Just a year earlier, Landrieu had protested when a writer for The Atlantic referred to him as the city’s first white mayor in 36 years.  “I don’t see myself as a white mayor or the city as a black city,” he said.

But it’s hard to imagine a black mayor, in a style reminiscent of George W. Bush’s infamous “Mission Accomplished” speech, triumphantly describing the recovery as a thing of the past when there was still so much suffering in the eastern half of the city.

Katrina was not an equal opportunity storm. A black homeowner in New Orleans was more than three times as likely to have been flooded as a white homeowner. That wasn’t due to bad luck; because of racially discriminatory housing practices, the high-ground was taken by the time banks started loaning money to African Americans who wanted to buy a home.

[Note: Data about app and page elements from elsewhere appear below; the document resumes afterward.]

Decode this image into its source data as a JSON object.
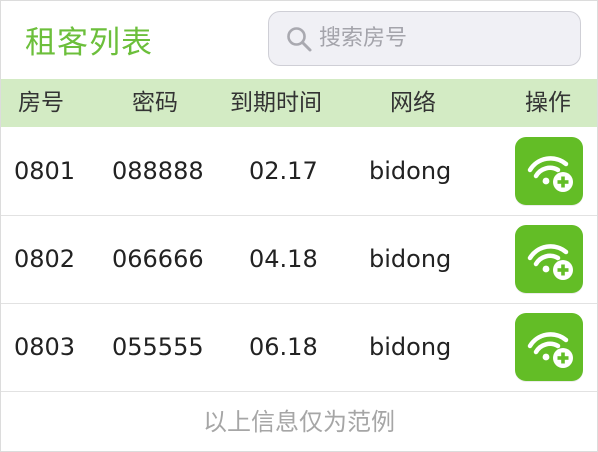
{
  "header": {
    "title": "租客列表",
    "search": {
      "placeholder": "搜索房号",
      "value": "",
      "icon": "search-icon"
    }
  },
  "table": {
    "columns": [
      "房号",
      "密码",
      "到期时间",
      "网络",
      "操作"
    ],
    "rows": [
      {
        "room": "0801",
        "password": "088888",
        "expires": "02.17",
        "network": "bidong",
        "action_icon": "wifi-add-icon"
      },
      {
        "room": "0802",
        "password": "066666",
        "expires": "04.18",
        "network": "bidong",
        "action_icon": "wifi-add-icon"
      },
      {
        "room": "0803",
        "password": "055555",
        "expires": "06.18",
        "network": "bidong",
        "action_icon": "wifi-add-icon"
      }
    ]
  },
  "footer": {
    "note": "以上信息仅为范例"
  },
  "colors": {
    "accent": "#6cbf3b",
    "header_bg": "#d3ebc4",
    "button_bg": "#63bd26",
    "search_bg": "#f0f0f5",
    "footer_text": "#a6a6a6"
  }
}
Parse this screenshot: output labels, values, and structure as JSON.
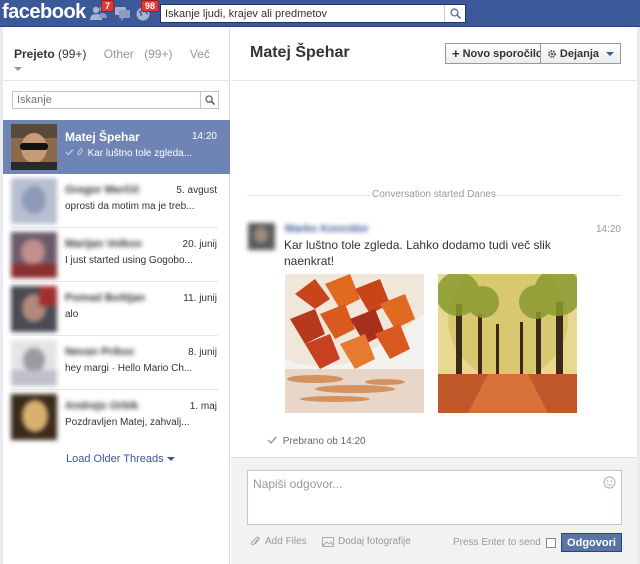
{
  "topbar": {
    "logo": "facebook",
    "friend_requests_count": "7",
    "messages_count": "",
    "notifications_count": "98",
    "search_placeholder": "Iskanje ljudi, krajev ali predmetov"
  },
  "folders": {
    "inbox_label": "Prejeto",
    "inbox_count": "(99+)",
    "other_label": "Other",
    "other_count": "(99+)",
    "more_label": "Več"
  },
  "thread_search_placeholder": "Iskanje",
  "threads": [
    {
      "name": "Matej Špehar",
      "time": "14:20",
      "snippet": "Kar luštno tole zgleda...",
      "selected": true
    },
    {
      "name": "Gregor Merčič",
      "time": "5. avgust",
      "snippet": "oprosti da motim ma je treb..."
    },
    {
      "name": "Marijan Volkov",
      "time": "20. junij",
      "snippet": "I just started using Gogobo..."
    },
    {
      "name": "Pomad Boštjan",
      "time": "11. junij",
      "snippet": "alo"
    },
    {
      "name": "Nevan Prikoc",
      "time": "8. junij",
      "snippet": "hey margi · Hello Mario Ch..."
    },
    {
      "name": "Andrejo Orbik",
      "time": "1. maj",
      "snippet": "Pozdravljen Matej, zahvalj..."
    }
  ],
  "load_older": "Load Older Threads",
  "conversation": {
    "title": "Matej Špehar",
    "new_message_button": "Novo sporočilo!",
    "actions_button": "Dejanja",
    "started_label": "Conversation started Danes",
    "message": {
      "sender": "Marko Koncidor",
      "time": "14:20",
      "text": "Kar luštno tole zgleda. Lahko dodamo tudi več slik naenkrat!"
    },
    "seen_label": "Prebrano ob 14:20"
  },
  "composer": {
    "placeholder": "Napiši odgovor...",
    "add_files": "Add Files",
    "add_photos": "Dodaj fotografije",
    "enter_to_send": "Press Enter to send",
    "reply_button": "Odgovori"
  },
  "colors": {
    "brand": "#3b5998",
    "selected_thread": "#6d84b4",
    "badge": "#e0383b",
    "link": "#3b5998"
  }
}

Nor has New Orleans experienced an equal opportunity recovery—in no small part because of the white civic leaders who openly advocated for a whiter, wealthier city. While water still covered most of New Orleans, Jimmy Reiss, a prominent local businessman and then-head of the Business Council, told the Wall Street Journal that the city would come back in “a completely different way: demographically, geographically, and politically,” or he and other white civic leaders would not return. That sentiment was paired with a policy approach then-Congressman Barney Frank described as “ethnic cleansing through inaction.”

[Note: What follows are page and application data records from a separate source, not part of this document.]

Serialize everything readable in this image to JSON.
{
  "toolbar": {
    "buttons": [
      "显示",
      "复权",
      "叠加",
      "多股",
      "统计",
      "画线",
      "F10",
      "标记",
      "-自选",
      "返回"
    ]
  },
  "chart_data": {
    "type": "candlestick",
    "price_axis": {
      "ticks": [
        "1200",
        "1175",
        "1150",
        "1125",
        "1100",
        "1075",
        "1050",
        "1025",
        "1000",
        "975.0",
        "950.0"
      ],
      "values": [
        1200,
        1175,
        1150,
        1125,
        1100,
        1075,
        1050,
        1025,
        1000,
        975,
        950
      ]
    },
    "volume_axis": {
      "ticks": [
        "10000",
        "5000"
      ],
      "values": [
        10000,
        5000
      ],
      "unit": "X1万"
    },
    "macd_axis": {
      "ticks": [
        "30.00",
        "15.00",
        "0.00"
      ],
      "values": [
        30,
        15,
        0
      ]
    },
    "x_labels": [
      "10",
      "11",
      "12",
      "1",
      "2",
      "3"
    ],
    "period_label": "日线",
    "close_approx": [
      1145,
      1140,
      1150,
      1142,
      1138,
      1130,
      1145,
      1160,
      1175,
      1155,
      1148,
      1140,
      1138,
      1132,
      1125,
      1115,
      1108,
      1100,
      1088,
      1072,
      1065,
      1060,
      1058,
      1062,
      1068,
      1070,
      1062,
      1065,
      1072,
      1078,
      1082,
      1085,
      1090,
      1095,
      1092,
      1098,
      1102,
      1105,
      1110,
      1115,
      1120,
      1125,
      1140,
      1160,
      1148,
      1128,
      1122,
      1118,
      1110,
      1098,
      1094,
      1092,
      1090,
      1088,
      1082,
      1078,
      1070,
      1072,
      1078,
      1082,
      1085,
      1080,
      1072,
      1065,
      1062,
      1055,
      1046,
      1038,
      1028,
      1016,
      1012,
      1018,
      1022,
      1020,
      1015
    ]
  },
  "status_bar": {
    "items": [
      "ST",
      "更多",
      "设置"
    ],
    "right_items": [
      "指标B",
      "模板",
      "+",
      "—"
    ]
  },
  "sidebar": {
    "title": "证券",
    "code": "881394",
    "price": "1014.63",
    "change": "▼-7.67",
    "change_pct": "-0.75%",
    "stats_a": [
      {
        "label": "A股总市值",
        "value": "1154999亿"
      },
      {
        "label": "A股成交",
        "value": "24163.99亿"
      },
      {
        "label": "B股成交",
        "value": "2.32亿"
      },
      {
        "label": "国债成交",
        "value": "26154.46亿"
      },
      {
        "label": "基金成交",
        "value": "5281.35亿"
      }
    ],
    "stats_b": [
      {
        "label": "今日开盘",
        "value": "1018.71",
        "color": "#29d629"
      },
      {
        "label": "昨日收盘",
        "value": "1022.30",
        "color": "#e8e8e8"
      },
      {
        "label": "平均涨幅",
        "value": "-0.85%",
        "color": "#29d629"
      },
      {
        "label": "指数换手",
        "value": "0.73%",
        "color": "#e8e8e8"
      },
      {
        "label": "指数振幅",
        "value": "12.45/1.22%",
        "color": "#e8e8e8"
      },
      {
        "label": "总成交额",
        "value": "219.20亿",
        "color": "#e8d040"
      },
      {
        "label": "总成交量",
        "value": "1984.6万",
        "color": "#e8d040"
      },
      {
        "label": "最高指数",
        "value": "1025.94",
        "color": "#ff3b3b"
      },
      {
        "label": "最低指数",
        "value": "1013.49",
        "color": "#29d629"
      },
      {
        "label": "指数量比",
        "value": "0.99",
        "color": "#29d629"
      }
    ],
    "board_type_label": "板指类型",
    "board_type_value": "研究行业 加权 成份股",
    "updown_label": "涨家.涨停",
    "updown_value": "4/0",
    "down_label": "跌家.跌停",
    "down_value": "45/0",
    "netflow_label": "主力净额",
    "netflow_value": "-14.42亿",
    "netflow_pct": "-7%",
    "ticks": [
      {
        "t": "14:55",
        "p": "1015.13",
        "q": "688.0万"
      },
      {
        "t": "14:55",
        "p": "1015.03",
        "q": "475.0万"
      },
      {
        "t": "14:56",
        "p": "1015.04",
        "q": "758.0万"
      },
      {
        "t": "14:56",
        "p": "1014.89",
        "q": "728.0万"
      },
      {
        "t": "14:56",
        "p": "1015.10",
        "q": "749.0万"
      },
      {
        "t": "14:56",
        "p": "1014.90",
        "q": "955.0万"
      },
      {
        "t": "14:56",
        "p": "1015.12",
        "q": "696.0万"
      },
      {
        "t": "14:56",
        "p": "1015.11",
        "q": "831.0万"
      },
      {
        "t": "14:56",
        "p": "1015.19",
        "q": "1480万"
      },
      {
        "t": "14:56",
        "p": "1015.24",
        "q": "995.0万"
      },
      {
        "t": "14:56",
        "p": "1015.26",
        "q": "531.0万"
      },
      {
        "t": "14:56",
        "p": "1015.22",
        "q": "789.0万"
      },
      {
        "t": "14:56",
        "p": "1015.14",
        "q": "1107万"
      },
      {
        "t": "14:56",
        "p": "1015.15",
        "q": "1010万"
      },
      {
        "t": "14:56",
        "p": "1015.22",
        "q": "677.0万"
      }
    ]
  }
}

Now, New Orleans no longer has a public hospital, though prior to Katrina, it was home to the nation’s oldest one. Before the storm, the city was home to thousands of units of affordable housing in a quartet of housing projects locals now call the “Big Four.” Large portions of the Big Four had escaped with little or no water damage. Yet elected officials chose to bulldoze all four anyway. The largest housing recovery program in U.S. history, “Road Home,” was created in the months after Katrina. But money was disbursed based on the appraised value of a home rather than the cost of rebuilding, even though a home in a white community was typically appraised at a far higher price than the same house in a black community. Five years after the storm, a federal judge sided with black homeowners in a racial discrimination suit against the program. But by then officials had already spent more than 98 percent of the $13 billion that the federal government had committed to Road Home.

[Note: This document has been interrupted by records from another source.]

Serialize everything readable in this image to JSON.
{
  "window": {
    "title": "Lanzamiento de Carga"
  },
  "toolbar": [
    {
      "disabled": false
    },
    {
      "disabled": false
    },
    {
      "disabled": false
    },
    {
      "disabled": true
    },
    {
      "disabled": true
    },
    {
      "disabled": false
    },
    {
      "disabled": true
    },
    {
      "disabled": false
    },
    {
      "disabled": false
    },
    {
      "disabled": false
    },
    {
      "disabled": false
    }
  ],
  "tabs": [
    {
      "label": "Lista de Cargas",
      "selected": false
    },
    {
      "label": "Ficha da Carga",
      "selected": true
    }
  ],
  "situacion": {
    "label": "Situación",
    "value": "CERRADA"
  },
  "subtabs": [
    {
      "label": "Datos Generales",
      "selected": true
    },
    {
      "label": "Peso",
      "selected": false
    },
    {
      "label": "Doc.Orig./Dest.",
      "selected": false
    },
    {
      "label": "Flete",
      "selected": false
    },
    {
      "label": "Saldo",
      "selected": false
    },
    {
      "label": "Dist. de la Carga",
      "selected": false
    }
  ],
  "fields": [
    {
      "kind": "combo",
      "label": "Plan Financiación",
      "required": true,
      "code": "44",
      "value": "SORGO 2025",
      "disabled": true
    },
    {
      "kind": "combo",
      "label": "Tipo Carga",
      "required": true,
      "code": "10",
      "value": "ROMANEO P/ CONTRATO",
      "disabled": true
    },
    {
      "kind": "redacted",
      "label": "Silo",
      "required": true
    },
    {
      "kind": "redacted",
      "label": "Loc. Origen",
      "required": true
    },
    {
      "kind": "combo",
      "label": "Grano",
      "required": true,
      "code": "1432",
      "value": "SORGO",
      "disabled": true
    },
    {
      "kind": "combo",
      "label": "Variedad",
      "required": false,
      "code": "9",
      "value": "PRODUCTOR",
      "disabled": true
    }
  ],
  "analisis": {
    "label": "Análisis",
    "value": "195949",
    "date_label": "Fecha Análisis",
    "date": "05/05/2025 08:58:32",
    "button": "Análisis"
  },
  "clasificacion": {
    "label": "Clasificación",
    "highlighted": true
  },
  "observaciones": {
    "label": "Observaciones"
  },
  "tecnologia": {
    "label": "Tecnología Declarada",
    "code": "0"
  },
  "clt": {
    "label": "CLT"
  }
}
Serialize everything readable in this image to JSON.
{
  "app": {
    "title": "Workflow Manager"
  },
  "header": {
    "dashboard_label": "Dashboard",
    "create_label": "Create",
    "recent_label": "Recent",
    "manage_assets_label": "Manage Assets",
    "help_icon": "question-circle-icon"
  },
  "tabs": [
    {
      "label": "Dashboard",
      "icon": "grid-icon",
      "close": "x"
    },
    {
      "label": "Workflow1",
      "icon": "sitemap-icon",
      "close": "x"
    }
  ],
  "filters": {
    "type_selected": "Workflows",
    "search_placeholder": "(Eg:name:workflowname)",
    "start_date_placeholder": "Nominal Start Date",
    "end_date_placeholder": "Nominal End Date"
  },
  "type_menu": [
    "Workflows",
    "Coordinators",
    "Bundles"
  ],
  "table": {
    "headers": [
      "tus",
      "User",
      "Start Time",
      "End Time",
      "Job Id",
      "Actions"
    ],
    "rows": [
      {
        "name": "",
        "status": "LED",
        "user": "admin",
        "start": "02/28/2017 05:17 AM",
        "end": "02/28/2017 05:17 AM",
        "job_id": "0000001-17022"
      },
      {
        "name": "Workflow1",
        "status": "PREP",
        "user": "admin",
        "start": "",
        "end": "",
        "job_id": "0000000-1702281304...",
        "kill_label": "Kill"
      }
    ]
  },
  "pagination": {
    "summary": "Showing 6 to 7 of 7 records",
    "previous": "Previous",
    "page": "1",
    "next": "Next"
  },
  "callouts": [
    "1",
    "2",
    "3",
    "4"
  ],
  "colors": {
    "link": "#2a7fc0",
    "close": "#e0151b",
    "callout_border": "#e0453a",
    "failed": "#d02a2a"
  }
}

Katrina was not an equal opportunity storm.

The irony—the tragedy—is that despite the efforts of people like Jimmy Reiss to make New Orleans a less poor city, something like the opposite has happened. The child poverty rate in New Orleans is now 40 percent—that’s higher than it was before the storm, and more than double the national average. The income disparity between rich and poor is so great that last year Bloomberg declared New Orleans the country’s most “unequal” city. And it’s hardly just the poor who are suffering. The median black household in New Orleans in 2013 was $30,000—$5,000 less than it was in 2000, adjusted for inflation. By contrast, median household income in the white community increased by 40 percent over that same period and now stands at more than $60,000.  The same young energy that is helping rejuvenate urban communities across the country is part of the New Orleans story. But that just calls into greater relief those who have been left behind during recent prosperity.

These days, little recovery money is still coming to New Orleans. It might be a flood that explains the sorry state of so many of the city’s working and middle class communities, but New Orleans today is in the same boat as any city that has suffered blight and other ills due to the subprime meltdown and the disappearance of blue-collar jobs. The answer to this widespread suffering is a comprehensive urban plan—one that helps any metropolis with struggling neighborhoods that haven’t benefited from a general uptick in the fortune of the nation’s cities. But, of course, few in power are talking about anything so ambitious.